__Task details__. Every line below that mentions the word "icon" should be copied out.

Interface dataset entries:
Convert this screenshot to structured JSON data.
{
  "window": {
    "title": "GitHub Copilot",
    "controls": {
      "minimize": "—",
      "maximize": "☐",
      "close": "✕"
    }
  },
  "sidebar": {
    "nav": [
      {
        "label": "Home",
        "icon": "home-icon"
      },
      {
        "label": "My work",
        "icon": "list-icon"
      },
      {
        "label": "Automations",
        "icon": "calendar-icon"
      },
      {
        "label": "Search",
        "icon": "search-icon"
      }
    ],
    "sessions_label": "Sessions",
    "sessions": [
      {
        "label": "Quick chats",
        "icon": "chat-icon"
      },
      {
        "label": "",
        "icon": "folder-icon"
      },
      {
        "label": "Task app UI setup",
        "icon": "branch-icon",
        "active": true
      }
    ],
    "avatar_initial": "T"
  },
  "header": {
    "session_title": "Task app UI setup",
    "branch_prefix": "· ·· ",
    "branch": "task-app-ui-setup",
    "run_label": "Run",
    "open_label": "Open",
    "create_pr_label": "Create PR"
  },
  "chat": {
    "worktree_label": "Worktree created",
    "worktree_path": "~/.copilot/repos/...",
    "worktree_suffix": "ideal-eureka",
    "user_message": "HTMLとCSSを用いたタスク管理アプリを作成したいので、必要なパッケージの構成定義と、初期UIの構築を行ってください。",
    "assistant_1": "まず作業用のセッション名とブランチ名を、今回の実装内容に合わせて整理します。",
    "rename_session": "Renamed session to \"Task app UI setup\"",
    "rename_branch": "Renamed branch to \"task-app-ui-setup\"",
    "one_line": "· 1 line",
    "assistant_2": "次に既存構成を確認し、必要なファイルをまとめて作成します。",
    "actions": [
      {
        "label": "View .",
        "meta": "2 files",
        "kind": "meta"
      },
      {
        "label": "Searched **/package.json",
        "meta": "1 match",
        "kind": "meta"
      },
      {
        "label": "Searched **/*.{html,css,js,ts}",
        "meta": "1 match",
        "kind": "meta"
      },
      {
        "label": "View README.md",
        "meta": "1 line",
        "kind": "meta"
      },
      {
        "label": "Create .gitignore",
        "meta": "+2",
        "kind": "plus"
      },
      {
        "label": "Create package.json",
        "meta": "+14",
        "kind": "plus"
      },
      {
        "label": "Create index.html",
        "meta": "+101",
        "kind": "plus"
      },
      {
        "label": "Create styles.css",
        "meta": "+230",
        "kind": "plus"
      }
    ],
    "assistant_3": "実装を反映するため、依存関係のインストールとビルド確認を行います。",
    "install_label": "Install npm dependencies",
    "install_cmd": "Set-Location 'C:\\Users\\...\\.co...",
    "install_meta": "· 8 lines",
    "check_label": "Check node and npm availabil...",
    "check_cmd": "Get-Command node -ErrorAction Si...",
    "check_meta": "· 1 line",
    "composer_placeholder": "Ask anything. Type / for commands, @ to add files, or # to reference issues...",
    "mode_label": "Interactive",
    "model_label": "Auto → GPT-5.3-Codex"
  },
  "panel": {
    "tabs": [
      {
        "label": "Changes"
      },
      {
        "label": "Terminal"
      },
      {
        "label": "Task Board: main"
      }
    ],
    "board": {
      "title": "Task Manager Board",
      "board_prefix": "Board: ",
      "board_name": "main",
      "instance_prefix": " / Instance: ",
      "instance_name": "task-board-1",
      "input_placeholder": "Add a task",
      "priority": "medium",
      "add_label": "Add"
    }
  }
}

__Reply__.
        "icon": "home-icon"
        "icon": "list-icon"
        "icon": "calendar-icon"
        "icon": "search-icon"
        "icon": "chat-icon"
        "icon": "folder-icon"
        "icon": "branch-icon",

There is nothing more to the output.